Dr. Lena Hill makes lunch a priority. But lunchtime is about more than having a meal to fuel her for the rest of the day, time to run errands or catch up on her to-do list.
Her lunches are often spent getting to know others, including students, and she welcomes new colleagues to Washington and Lee University. It’s also an opportunity to mentor and support the university’s inclusion efforts.
“People are often surprised when they walk into a restaurant and see who I’m eating with,” says Hill, Washington and Lee’s provost and professor of English and Africana studies. “These lunches are rejuvenating for me, and I enjoy them, and they get me out of my box.”
Hill will discuss inclusive leadership strategies during a Women’s History Month event at Wofford College at 5:30 p.m. on March 29 in Leonard Auditorium.
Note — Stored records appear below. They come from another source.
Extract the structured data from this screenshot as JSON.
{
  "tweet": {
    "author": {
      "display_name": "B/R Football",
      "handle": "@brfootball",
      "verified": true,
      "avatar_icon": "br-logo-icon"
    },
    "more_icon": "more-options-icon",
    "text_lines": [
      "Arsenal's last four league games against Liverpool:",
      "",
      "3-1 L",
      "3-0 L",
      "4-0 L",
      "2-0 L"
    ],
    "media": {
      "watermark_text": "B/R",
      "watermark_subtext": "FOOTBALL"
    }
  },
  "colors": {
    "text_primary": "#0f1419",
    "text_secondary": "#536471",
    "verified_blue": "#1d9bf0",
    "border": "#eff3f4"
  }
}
Hill’s talk is titled: “The Renovation Will Be Televised: A Toolkit for Inclusive Leadership.”
She will reflect on her career trajectory, her commitment to enabling diverse leadership and specific actions to undertake that can help institutions maintain important traditions while moving toward equity. The event will also be livestreamed at wofford.edu/live. Wofford’s Women’s Leadership Group organized the event, which is being funded by the Office of Diversity, Equity and Inclusion, and the Office of the President.
Hill created a university-wide mentoring program for Washington and Lee’s faculty and a professionals of color group at the university. She spent 12 years at the University of Iowa, where she taught English and African American studies before later serving as senior associate to the president and interim chief diversity officer and associate vice president.
“Any conversation like the talk I will give at Wofford is an opportunity for an institution to make sure it’s making the most of its own talent,” Hill says. “Too often we miss that.”
Many institutions and companies strive to have diverse communities and workforces, but that isn’t enough.
“Don’t just put it in a strategic plan,” Hill says. “We want to make people feel welcome.”
That’s where inclusion efforts help. Hill’s lunch meetings and the pizza and smores nights that she’s hosted around bonfires at her home during the pandemic are intended to be spaces where people feel welcome. She also emphasizes processes to make progress sustainable.
Being intentional about inclusion not only helps people feel welcome, but it can support their growth and opportunities to make institutions better and more diverse.
“It’s really important for those of us at institutions that weren’t necessarily built with certain types of leaders in mind,” Hill says.